▶ **WORK INSTRUCTIONS**
Please output every entry below precisely as written.

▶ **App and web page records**
• • • •
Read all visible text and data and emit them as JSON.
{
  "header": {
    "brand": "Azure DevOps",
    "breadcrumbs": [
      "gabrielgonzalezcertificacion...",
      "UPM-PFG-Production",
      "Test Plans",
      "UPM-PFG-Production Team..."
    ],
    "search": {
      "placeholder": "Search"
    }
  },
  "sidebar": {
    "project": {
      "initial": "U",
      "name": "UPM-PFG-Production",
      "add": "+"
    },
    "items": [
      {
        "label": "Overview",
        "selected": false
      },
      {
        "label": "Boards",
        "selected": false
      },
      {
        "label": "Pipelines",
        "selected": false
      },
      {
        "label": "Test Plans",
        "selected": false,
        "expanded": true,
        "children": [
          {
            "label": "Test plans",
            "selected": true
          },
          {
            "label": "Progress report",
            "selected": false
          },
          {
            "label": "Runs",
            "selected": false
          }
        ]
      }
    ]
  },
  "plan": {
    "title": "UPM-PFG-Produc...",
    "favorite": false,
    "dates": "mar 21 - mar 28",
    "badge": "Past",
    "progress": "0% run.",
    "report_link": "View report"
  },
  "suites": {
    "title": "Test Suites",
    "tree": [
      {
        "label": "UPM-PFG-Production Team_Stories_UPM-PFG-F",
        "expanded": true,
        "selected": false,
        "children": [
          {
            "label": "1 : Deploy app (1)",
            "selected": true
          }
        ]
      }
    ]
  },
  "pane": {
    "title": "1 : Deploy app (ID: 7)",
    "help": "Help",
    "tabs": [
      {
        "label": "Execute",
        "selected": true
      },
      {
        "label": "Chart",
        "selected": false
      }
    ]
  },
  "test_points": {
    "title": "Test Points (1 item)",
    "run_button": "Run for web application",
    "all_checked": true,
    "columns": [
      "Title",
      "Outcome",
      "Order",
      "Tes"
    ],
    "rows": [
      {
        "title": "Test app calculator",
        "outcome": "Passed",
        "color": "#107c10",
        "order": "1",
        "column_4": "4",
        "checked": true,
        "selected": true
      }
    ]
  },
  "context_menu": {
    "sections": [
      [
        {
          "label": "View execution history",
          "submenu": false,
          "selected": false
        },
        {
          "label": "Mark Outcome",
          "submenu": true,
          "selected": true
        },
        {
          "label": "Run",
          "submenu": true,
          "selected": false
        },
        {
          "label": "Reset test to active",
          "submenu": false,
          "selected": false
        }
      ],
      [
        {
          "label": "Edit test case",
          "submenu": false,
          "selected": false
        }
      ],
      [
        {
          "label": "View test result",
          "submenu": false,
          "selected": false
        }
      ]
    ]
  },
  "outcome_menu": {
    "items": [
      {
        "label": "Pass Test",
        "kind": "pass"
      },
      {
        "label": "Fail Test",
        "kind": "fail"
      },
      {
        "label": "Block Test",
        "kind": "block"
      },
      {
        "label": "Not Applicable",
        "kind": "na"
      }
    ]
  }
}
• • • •
▶ **WRITTEN SOLUTION**
Read all visible text and data and emit them as JSON.
{
  "header": {
    "brand": "Azure DevOps",
    "breadcrumbs": [
      "gabrielgonzalezcertificacion...",
      "UPM-PFG-Production",
      "Test Plans",
      "UPM-PFG-Production Team..."
    ],
    "search": {
      "placeholder": "Search"
    }
  },
  "sidebar": {
    "project": {
      "initial": "U",
      "name": "UPM-PFG-Production",
      "add": "+"
    },
    "items": [
      {
        "label": "Overview",
        "selected": false
      },
      {
        "label": "Boards",
        "selected": false
      },
      {
        "label": "Pipelines",
        "selected": false
      },
      {
        "label": "Test Plans",
        "selected": false,
        "expanded": true,
        "children": [
          {
            "label": "Test plans",
            "selected": true
          },
          {
            "label": "Progress report",
            "selected": false
          },
          {
            "label": "Runs",
            "selected": false
          }
        ]
      }
    ]
  },
  "plan": {
    "title": "UPM-PFG-Produc...",
    "favorite": false,
    "dates": "mar 21 - mar 28",
    "badge": "Past",
    "progress": "0% run.",
    "report_link": "View report"
  },
  "suites": {
    "title": "Test Suites",
    "tree": [
      {
        "label": "UPM-PFG-Production Team_Stories_UPM-PFG-F",
        "expanded": true,
        "selected": false,
        "children": [
          {
            "label": "1 : Deploy app (1)",
            "selected": true
          }
        ]
      }
    ]
  },
  "pane": {
    "title": "1 : Deploy app (ID: 7)",
    "help": "Help",
    "tabs": [
      {
        "label": "Execute",
        "selected": true
      },
      {
        "label": "Chart",
        "selected": false
      }
    ]
  },
  "test_points": {
    "title": "Test Points (1 item)",
    "run_button": "Run for web application",
    "all_checked": true,
    "columns": [
      "Title",
      "Outcome",
      "Order",
      "Tes"
    ],
    "rows": [
      {
        "title": "Test app calculator",
        "outcome": "Passed",
        "color": "#107c10",
        "order": "1",
        "column_4": "4",
        "checked": true,
        "selected": true
      }
    ]
  },
  "context_menu": {
    "sections": [
      [
        {
          "label": "View execution history",
          "submenu": false,
          "selected": false
        },
        {
          "label": "Mark Outcome",
          "submenu": true,
          "selected": true
        },
        {
          "label": "Run",
          "submenu": true,
          "selected": false
        },
        {
          "label": "Reset test to active",
          "submenu": false,
          "selected": false
        }
      ],
      [
        {
          "label": "Edit test case",
          "submenu": false,
          "selected": false
        }
      ],
      [
        {
          "label": "View test result",
          "submenu": false,
          "selected": false
        }
      ]
    ]
  },
  "outcome_menu": {
    "items": [
      {
        "label": "Pass Test",
        "kind": "pass"
      },
      {
        "label": "Fail Test",
        "kind": "fail"
      },
      {
        "label": "Block Test",
        "kind": "block"
      },
      {
        "label": "Not Applicable",
        "kind": "na"
      }
    ]
  }
}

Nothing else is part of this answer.